  • Like 2
Link to comment
2 hours ago, Jordan Kuehn said:

However, I do not think that is common.

This is true but that is only because LabVIEW features are about a decade behind other offerings. We only got TLS in LabVIEW 2020!:frusty:

What LabVIEW does well is hardware control and acquisition but for a long time now, NI has traded off the back of their instrument drivers. Beyond that, LabVIEW has a lot of competition that is open-source and free (as in beer) and easily extendible. If you want a nice UI with theming, LabVIEW is a poor choice.

2 hours ago, Jordan Kuehn said:

Certainly I will admit my knowledge of python driven UIs is lacking

Python is much worse for UI's. But it doesn't matter if you have an HTML UI because Python is fantastic at webservers, services and TCP. The main advantage of Python over, say, PHP or Javascript is that you don't need an Apache or Nginx webserver.

However, the point I'm obviously failing to make is that Python has already conquered one niche space that used to be a strong selling point for LabVIEW and making it  Software-as-a-service will make it even more unpalatable going forward. Don't get hung-up on Python though. Javascript is a contender also. However Python is more ubiquitous in T&M at present.

Anyhow. That's enough of the black-pills. Someone gimme some white-pills with this "progress"

Edited by ShaunR
Link to comment
55 minutes ago, ShaunR said:

However, the point I'm obviously failing to make is that Python has already conquered one niche space that used to be a strong selling point for LabVIEW and making it  Software-as-a-service will make it even more unpalatable going forward. Don't get hung-up on Python though. Javascript is a contender also. However Python is more ubiquitous in T&M at present.

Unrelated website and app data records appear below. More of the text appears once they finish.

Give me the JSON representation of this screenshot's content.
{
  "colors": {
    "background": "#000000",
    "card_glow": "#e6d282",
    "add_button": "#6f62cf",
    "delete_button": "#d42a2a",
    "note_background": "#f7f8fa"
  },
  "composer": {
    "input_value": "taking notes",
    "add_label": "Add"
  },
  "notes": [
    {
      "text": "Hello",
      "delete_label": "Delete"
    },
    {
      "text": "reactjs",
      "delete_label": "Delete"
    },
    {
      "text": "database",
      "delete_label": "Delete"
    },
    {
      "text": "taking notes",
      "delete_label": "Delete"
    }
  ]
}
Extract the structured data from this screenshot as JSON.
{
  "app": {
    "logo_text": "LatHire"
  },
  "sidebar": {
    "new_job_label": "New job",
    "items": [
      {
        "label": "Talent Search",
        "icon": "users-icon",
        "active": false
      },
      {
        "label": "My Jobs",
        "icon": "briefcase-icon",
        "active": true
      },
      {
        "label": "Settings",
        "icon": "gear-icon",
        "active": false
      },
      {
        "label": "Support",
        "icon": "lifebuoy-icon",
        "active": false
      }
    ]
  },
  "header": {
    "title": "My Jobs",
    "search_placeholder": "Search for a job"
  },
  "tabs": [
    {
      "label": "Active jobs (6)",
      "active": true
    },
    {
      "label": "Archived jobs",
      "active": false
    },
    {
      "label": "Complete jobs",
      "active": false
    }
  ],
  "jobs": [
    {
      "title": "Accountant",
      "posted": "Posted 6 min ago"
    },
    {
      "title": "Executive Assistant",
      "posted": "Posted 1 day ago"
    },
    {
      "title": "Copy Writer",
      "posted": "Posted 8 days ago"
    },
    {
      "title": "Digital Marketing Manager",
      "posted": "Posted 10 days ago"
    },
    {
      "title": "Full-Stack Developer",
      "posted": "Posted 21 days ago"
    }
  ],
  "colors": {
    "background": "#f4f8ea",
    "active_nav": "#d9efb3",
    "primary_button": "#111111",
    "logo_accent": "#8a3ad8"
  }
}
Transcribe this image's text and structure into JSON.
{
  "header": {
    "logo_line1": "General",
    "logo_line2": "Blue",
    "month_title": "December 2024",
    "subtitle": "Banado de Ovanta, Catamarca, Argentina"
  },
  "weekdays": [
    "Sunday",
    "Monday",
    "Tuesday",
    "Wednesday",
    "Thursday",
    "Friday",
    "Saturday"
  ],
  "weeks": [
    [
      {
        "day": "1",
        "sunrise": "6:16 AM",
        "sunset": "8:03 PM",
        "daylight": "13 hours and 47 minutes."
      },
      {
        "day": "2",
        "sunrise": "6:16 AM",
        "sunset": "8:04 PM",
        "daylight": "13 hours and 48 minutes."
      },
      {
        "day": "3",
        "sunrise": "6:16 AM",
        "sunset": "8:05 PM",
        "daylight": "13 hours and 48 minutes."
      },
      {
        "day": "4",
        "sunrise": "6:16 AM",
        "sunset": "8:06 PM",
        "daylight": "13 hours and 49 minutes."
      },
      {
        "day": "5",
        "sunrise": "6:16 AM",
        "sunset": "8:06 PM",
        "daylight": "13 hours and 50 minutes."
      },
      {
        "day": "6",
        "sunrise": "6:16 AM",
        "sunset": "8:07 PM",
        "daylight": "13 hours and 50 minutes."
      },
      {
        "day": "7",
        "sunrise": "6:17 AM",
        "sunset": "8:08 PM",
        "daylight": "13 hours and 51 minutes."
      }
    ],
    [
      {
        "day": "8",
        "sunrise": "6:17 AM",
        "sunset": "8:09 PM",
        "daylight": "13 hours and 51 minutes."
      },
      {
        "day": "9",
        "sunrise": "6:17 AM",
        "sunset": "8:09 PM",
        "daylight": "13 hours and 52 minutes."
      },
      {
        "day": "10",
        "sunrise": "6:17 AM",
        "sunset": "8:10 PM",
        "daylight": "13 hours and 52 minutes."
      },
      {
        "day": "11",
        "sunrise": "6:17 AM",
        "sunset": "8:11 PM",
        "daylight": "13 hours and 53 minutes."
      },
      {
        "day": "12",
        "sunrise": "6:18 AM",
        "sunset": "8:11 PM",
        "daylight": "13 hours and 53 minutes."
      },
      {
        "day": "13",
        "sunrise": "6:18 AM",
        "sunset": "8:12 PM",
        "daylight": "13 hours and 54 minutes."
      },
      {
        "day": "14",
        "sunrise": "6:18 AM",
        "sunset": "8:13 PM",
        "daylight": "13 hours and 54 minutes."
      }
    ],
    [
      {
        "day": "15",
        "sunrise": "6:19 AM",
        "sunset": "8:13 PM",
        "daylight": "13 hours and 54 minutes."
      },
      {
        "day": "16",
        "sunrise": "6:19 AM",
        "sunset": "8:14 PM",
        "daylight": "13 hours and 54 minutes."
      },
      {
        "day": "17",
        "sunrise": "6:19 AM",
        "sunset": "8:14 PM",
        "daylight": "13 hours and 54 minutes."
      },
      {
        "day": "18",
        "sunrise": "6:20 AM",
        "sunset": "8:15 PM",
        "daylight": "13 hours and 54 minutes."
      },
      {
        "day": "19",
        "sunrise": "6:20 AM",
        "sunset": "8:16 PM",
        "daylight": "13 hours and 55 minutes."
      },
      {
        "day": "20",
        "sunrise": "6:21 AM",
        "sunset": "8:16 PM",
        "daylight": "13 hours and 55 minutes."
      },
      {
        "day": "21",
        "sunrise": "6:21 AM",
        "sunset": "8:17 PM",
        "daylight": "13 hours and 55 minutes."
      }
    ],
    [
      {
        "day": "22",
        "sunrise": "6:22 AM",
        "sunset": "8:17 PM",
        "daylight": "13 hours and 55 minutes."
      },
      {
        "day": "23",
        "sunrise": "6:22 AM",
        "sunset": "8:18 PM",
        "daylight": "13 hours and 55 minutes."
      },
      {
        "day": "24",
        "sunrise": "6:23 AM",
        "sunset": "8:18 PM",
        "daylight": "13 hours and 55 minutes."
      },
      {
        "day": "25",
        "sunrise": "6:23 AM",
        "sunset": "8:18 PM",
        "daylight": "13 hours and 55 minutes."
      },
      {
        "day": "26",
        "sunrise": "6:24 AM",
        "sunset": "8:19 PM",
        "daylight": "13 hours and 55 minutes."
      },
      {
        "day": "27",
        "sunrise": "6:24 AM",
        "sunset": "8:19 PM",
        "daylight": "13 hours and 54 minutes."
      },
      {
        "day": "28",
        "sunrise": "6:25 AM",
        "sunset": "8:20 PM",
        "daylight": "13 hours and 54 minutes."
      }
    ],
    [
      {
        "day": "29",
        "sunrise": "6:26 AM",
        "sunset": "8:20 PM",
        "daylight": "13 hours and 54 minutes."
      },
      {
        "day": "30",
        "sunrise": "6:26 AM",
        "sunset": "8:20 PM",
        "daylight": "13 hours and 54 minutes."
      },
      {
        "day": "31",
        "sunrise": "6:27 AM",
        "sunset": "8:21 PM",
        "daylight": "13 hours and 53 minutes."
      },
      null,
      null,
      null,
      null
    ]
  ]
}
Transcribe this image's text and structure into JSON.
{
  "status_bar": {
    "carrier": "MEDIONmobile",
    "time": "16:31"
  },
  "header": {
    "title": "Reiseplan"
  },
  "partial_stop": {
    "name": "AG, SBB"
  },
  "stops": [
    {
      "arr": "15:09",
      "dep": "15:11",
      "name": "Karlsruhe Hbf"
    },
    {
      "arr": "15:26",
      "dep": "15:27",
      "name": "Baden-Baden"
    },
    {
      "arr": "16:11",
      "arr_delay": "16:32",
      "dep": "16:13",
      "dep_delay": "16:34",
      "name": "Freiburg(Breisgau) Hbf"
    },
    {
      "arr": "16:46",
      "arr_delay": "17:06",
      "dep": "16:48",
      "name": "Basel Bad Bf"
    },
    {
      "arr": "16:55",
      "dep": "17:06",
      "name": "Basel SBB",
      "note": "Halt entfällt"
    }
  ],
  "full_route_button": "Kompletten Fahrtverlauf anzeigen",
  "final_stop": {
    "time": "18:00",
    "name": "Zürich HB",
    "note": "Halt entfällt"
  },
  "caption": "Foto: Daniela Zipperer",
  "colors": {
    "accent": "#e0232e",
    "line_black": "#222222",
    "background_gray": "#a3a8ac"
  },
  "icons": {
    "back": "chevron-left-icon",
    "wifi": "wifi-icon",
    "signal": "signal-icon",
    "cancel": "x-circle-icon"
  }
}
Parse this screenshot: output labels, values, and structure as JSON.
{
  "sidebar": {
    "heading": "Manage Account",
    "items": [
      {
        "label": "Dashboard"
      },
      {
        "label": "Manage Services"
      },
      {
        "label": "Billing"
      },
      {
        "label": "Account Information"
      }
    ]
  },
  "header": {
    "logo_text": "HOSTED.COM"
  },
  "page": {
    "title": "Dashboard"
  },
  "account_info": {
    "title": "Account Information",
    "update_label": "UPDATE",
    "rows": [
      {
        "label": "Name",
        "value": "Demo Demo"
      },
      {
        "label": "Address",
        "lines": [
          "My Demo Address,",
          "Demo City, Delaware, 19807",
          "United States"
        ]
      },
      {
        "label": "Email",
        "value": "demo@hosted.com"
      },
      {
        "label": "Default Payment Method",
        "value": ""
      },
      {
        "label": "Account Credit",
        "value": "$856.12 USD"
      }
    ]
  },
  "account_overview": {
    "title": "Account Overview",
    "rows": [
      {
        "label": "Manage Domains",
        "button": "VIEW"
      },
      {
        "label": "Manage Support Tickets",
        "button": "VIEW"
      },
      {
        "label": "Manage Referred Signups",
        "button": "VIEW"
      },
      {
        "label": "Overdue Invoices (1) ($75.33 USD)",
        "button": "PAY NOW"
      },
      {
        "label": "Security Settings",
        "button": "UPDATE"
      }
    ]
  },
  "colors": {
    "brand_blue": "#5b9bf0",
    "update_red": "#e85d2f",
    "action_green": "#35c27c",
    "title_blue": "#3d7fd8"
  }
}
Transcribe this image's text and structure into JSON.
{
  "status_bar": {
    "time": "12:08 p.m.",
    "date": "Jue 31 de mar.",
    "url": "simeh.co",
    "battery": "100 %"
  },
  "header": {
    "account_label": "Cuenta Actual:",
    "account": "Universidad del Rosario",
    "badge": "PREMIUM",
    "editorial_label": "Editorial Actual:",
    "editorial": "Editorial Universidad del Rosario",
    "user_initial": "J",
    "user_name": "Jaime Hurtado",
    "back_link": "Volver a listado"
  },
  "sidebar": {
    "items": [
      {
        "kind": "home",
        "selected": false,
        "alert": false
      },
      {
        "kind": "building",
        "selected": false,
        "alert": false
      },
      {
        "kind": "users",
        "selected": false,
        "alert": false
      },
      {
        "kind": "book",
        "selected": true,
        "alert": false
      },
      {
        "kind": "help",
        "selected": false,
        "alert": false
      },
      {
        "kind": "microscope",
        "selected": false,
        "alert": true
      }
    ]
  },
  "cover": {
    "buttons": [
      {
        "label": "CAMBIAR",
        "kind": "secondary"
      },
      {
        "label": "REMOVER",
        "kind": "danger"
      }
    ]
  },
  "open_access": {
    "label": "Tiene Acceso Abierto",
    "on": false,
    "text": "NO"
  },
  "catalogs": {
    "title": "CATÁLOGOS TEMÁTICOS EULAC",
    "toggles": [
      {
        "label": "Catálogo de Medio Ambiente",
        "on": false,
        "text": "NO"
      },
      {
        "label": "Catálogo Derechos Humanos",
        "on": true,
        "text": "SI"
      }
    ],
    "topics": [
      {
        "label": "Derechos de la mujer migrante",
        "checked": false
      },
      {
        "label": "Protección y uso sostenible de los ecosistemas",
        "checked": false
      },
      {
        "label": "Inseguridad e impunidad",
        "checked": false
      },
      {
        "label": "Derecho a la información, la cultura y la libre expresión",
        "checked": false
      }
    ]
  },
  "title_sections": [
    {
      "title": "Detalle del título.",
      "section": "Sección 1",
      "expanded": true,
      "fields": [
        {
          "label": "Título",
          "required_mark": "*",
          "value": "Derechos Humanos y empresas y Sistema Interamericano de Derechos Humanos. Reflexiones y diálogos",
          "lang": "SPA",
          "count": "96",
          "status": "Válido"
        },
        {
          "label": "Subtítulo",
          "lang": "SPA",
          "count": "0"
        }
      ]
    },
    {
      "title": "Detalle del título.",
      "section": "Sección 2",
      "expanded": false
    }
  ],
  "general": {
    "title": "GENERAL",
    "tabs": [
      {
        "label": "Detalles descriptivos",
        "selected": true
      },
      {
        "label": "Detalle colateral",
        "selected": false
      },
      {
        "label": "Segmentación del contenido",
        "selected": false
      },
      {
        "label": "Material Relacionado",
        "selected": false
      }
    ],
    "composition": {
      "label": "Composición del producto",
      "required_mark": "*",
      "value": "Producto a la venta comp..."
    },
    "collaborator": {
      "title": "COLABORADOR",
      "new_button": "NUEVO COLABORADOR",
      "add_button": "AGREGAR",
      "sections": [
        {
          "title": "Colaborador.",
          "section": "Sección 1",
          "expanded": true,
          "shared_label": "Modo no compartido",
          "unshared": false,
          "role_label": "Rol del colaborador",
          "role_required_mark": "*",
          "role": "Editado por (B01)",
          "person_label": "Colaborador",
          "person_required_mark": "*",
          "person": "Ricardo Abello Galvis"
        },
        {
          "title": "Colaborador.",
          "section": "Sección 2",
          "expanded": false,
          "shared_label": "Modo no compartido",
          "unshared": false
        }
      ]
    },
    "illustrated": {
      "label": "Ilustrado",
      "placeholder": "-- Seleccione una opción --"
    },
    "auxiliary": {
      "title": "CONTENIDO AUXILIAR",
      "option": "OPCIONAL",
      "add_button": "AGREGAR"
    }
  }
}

I agree with you here. Community edition of LV is one step forward, while SaaS is a few steps back in terms of pursuing market adoption. Python is ubiquitous because it is free and people can copy/paste code bits they find on sourceforge together to get something to work while playing around with a Pi at home/university. Then they find those skills actually have value in the market.

Link to comment
13 minutes ago, ShaunR said:

That's a point. What happens to that? Is that outside of this subscription model?

It is still free (as in beer of course) for all non-commercial use.  It might only be licensed for one year at a time, and it is linked to your NI account.  It does make the SAS model a bit easier to swallow, along with the 3 year locked in price.  As an individual I can still keep up with LabVIEW and use it for all the stuff I want.

Link to comment

Join the conversation

You can post now and register later. If you have an account, sign in now to post with your account.

Guest
Reply to this topic...

×   Pasted as rich text.   Paste as plain text instead

  Only 75 emoji are allowed.

×   Your link has been automatically embedded.   Display as a link instead

×   Your previous content has been restored.   Clear editor

×   You cannot paste images directly. Upload or insert images from URL.

×
×
  • Create New...

Important Information

By using this site, you agree to our Terms of Use.